This is a new year and we are still in the 21st century, but based on the present behaviours and goings-on in the Black community, I am forced to ask a compelling but necessary question: How will Blacks navigate increasingly hostile political and economic challenges?
Many of us are more adept at perpetuating rather than alleviating a status quo that is not in our own best interest. And Black leadership generally acts in self-serving ways that do not benefit the community. Therefore, it is imperative that Black people’s mindset and behavior change if things are to be different.
This will likely occur, based on sustained dissatisfaction with existing conditions and a broad willingness to do something about it. A lack of accountability among Black leaders stifles Blacks’ progress. In addition, their usual silence on many important issues is egregious.
The fact that conditions for Blacks are in some ways worse today is damning testimony to ongoing racism, ineffective leadership, and internalized European values that render us, in varying degrees, complicit in our own oppression.
A case in point is the silence of the custodians of the remaining money/funds for the now demolished Negro Community Centre. It is certainly not funny that no one has stepped forward and provided public accountability for the money that the government had given towards the maintenance of the Centre. All that has been taking place is name-calling and game- playing. Some so-called leaders in the Black community are merely feeders motivated by greed and monetary need, and whose short-lived fame has resulted in communal shame.
Many of the issues we face today are fundamentally the same as way back then, but Black leadership’s silence on quality of life issues like education, poverty and employment is reprehensible.
What happened to group-oriented, moral and ethical leadership, foundational for our past victories and successes? The short answer is that kind of leadership has evaporated and is now non-existent. Strong, ethical leadership is critical, but Blacks tend to downplay their significance, rationalizing self-serving agendas, because “whites do it.” The net result is that they overlook, or minimize the need for principled leadership.
Calling a press conference does not make one a leader, nor does a Black face on television or a Black voice on the radio. Do our leaders have a sense of humility? Are they critical thinkers? Do they have vision? Do they have a sense of collective morality? These are questions that must constantly be put to Black leadership with a demand that they better represent the needs and concerns of the community.
And why is accountability so lacking among Black leaders who operate with impunity even though their behavior and decisions may be contrary to the community’s best interests? There is a stark difference between the rhetoric of accountability and practical accountable and responsive leadership necessary for Blacks’ forward progress. Accountability must be all encompassing and include not only leadership but also the community as a whole.
Violence reduction is urgently needed to improve the quality of life in Black communities, especially in the inner cities. And the need extends far beyond inner cities and gangs; it requires reassessing current values, some of which actually perpetuate violence and materialism while minimizing humane, group-oriented solutions.
Violence and values are inversely correlated: the stronger positive human values, the lower the potential for violence.

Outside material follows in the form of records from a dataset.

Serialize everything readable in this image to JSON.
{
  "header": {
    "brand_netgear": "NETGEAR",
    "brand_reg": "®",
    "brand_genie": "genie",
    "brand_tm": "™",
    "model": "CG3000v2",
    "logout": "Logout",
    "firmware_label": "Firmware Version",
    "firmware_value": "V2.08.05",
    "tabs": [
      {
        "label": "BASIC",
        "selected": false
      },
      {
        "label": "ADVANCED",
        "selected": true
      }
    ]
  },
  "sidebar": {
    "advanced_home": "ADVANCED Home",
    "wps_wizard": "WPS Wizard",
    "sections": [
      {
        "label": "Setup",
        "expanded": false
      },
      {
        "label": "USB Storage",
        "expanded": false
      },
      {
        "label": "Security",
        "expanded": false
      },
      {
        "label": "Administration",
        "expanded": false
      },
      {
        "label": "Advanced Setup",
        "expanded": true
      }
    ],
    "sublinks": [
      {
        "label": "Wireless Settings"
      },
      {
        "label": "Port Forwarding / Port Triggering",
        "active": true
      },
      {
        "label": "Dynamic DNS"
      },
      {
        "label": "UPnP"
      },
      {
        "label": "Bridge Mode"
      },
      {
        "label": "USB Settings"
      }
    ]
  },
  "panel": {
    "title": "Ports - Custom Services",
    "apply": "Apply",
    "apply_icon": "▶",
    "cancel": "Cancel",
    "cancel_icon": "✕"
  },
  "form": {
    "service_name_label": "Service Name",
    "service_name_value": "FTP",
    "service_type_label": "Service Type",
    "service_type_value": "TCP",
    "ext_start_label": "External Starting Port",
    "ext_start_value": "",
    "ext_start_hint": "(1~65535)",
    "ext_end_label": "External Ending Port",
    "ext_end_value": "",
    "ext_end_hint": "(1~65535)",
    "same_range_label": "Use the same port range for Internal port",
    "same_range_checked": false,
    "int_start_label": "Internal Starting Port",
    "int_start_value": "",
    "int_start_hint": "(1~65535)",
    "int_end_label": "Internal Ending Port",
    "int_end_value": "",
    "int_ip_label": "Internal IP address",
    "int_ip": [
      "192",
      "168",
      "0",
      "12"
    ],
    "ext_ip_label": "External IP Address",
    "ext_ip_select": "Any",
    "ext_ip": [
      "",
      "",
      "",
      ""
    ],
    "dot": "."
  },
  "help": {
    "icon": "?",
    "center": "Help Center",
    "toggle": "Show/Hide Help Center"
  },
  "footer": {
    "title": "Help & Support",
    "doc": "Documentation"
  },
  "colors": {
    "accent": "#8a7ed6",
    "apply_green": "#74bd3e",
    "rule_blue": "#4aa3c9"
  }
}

Education remains the single most important avenue for a child realizing his or her potential; this is especially true and significant in the case of the Black child. A quality education is critically important for low achievers, especially Black children who are disproportionately represented in this group. One does not have to be a rocket scientist to see that public education is failing those students and doing so with impunity. Moreover, Black leadership, parents or the broader community consistently demand that Black students receive an education that prepares them for a career or higher education.
Tragically, systemic negligence continues to be reinforced by the silence, not only of leadership, but also by the parents whose children are most adversely affected. Black students remain “faces at the bottom of the well.” During my pedagogical years this issue was brought to the attention of school boards and administrators by concerned Black educators, especially since Black students were being treated as nothing more than disposable commodities.
Far too many Black kids are falling through the educational cracks. So collectively, we must chart a new course for the future, starting now.
So what is Black leadership’s strategic agenda to deal with these issues? And why aren’t Black people themselves demanding effective, committed leadership that address these problems?
In this New Year, this 21st century, Black leadership, violence reduction and education are just three critical areas presenting challenges that require principled, courageous responses, but have previously received just the opposite.
The Black community must meet its responsibility and demand that its leaders respond to the community’s needs rather than self-serving political agendas. Collectively, we are the ones we have been waiting for.
There are no easy solutions, but Black leadership and ultimately, the Black community itself, must constantly demand answers from those in power. Their unified action and accountability, based on explicit common ground, are indispensable for our future success and very survival.
We clearly haven’t learned.
No more rhetoric, let’s get back to basics!
Leaders are those who make a case.
Aleuta— The struggle continues.